## What is expected
Could you reproduce every record below exactly as written?

## Input data
════════
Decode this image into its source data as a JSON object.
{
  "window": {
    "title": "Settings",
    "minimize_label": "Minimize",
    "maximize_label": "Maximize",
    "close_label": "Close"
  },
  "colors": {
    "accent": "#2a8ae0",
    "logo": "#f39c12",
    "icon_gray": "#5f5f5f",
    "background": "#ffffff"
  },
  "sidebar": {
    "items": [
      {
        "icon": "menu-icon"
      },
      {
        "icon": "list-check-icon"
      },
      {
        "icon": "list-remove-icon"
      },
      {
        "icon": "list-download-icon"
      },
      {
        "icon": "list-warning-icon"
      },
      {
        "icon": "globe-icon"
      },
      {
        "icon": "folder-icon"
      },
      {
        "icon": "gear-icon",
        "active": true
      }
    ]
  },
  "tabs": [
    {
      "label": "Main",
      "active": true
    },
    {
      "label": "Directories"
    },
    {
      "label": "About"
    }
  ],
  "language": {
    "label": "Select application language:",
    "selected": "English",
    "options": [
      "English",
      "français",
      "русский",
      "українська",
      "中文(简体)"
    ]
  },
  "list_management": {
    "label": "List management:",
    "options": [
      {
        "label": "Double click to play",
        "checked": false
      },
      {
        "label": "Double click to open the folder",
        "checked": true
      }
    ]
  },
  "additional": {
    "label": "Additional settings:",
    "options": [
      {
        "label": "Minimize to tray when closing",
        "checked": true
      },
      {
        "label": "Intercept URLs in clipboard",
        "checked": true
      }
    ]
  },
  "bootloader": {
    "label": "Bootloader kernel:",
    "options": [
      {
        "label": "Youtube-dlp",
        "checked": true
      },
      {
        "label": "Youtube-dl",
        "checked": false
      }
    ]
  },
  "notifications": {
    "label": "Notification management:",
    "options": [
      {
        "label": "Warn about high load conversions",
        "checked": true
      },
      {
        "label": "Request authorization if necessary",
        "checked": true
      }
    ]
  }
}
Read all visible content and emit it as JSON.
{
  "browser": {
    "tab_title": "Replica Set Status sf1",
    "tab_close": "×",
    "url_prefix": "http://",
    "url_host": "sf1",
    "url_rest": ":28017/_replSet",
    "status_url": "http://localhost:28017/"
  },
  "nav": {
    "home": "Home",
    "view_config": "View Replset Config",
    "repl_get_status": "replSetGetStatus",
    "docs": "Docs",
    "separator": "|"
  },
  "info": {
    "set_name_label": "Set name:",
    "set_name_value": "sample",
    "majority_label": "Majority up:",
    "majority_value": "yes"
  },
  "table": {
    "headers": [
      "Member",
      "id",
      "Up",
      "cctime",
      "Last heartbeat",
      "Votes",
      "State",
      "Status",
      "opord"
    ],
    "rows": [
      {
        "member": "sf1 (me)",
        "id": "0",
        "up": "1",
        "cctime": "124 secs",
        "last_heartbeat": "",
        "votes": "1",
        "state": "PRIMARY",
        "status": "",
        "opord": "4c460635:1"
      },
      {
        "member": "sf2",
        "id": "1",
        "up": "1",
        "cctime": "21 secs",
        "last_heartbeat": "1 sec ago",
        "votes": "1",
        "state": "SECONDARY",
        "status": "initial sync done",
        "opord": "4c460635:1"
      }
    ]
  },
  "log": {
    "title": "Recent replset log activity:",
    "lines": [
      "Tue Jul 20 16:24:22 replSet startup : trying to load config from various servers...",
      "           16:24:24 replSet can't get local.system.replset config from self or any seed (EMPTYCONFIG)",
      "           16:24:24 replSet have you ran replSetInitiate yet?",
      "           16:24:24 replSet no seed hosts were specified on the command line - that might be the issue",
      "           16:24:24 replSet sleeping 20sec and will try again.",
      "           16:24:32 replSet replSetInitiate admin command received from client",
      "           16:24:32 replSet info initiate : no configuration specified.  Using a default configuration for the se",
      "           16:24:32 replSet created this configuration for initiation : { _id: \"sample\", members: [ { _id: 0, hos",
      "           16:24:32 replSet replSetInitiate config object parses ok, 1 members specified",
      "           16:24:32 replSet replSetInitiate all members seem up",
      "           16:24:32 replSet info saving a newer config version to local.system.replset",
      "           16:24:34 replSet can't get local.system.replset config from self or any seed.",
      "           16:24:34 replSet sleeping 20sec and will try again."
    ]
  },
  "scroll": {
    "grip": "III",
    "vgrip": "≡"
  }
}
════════
## Written solution
Decode this image into its source data as a JSON object.
{
  "window": {
    "title": "Settings",
    "minimize_label": "Minimize",
    "maximize_label": "Maximize",
    "close_label": "Close"
  },
  "colors": {
    "accent": "#2a8ae0",
    "logo": "#f39c12",
    "icon_gray": "#5f5f5f",
    "background": "#ffffff"
  },
  "sidebar": {
    "items": [
      {
        "icon": "menu-icon"
      },
      {
        "icon": "list-check-icon"
      },
      {
        "icon": "list-remove-icon"
      },
      {
        "icon": "list-download-icon"
      },
      {
        "icon": "list-warning-icon"
      },
      {
        "icon": "globe-icon"
      },
      {
        "icon": "folder-icon"
      },
      {
        "icon": "gear-icon",
        "active": true
      }
    ]
  },
  "tabs": [
    {
      "label": "Main",
      "active": true
    },
    {
      "label": "Directories"
    },
    {
      "label": "About"
    }
  ],
  "language": {
    "label": "Select application language:",
    "selected": "English",
    "options": [
      "English",
      "français",
      "русский",
      "українська",
      "中文(简体)"
    ]
  },
  "list_management": {
    "label": "List management:",
    "options": [
      {
        "label": "Double click to play",
        "checked": false
      },
      {
        "label": "Double click to open the folder",
        "checked": true
      }
    ]
  },
  "additional": {
    "label": "Additional settings:",
    "options": [
      {
        "label": "Minimize to tray when closing",
        "checked": true
      },
      {
        "label": "Intercept URLs in clipboard",
        "checked": true
      }
    ]
  },
  "bootloader": {
    "label": "Bootloader kernel:",
    "options": [
      {
        "label": "Youtube-dlp",
        "checked": true
      },
      {
        "label": "Youtube-dl",
        "checked": false
      }
    ]
  },
  "notifications": {
    "label": "Notification management:",
    "options": [
      {
        "label": "Warn about high load conversions",
        "checked": true
      },
      {
        "label": "Request authorization if necessary",
        "checked": true
      }
    ]
  }
}
Read all visible content and emit it as JSON.
{
  "browser": {
    "tab_title": "Replica Set Status sf1",
    "tab_close": "×",
    "url_prefix": "http://",
    "url_host": "sf1",
    "url_rest": ":28017/_replSet",
    "status_url": "http://localhost:28017/"
  },
  "nav": {
    "home": "Home",
    "view_config": "View Replset Config",
    "repl_get_status": "replSetGetStatus",
    "docs": "Docs",
    "separator": "|"
  },
  "info": {
    "set_name_label": "Set name:",
    "set_name_value": "sample",
    "majority_label": "Majority up:",
    "majority_value": "yes"
  },
  "table": {
    "headers": [
      "Member",
      "id",
      "Up",
      "cctime",
      "Last heartbeat",
      "Votes",
      "State",
      "Status",
      "opord"
    ],
    "rows": [
      {
        "member": "sf1 (me)",
        "id": "0",
        "up": "1",
        "cctime": "124 secs",
        "last_heartbeat": "",
        "votes": "1",
        "state": "PRIMARY",
        "status": "",
        "opord": "4c460635:1"
      },
      {
        "member": "sf2",
        "id": "1",
        "up": "1",
        "cctime": "21 secs",
        "last_heartbeat": "1 sec ago",
        "votes": "1",
        "state": "SECONDARY",
        "status": "initial sync done",
        "opord": "4c460635:1"
      }
    ]
  },
  "log": {
    "title": "Recent replset log activity:",
    "lines": [
      "Tue Jul 20 16:24:22 replSet startup : trying to load config from various servers...",
      "           16:24:24 replSet can't get local.system.replset config from self or any seed (EMPTYCONFIG)",
      "           16:24:24 replSet have you ran replSetInitiate yet?",
      "           16:24:24 replSet no seed hosts were specified on the command line - that might be the issue",
      "           16:24:24 replSet sleeping 20sec and will try again.",
      "           16:24:32 replSet replSetInitiate admin command received from client",
      "           16:24:32 replSet info initiate : no configuration specified.  Using a default configuration for the se",
      "           16:24:32 replSet created this configuration for initiation : { _id: \"sample\", members: [ { _id: 0, hos",
      "           16:24:32 replSet replSetInitiate config object parses ok, 1 members specified",
      "           16:24:32 replSet replSetInitiate all members seem up",
      "           16:24:32 replSet info saving a newer config version to local.system.replset",
      "           16:24:34 replSet can't get local.system.replset config from self or any seed.",
      "           16:24:34 replSet sleeping 20sec and will try again."
    ]
  },
  "scroll": {
    "grip": "III",
    "vgrip": "≡"
  }
}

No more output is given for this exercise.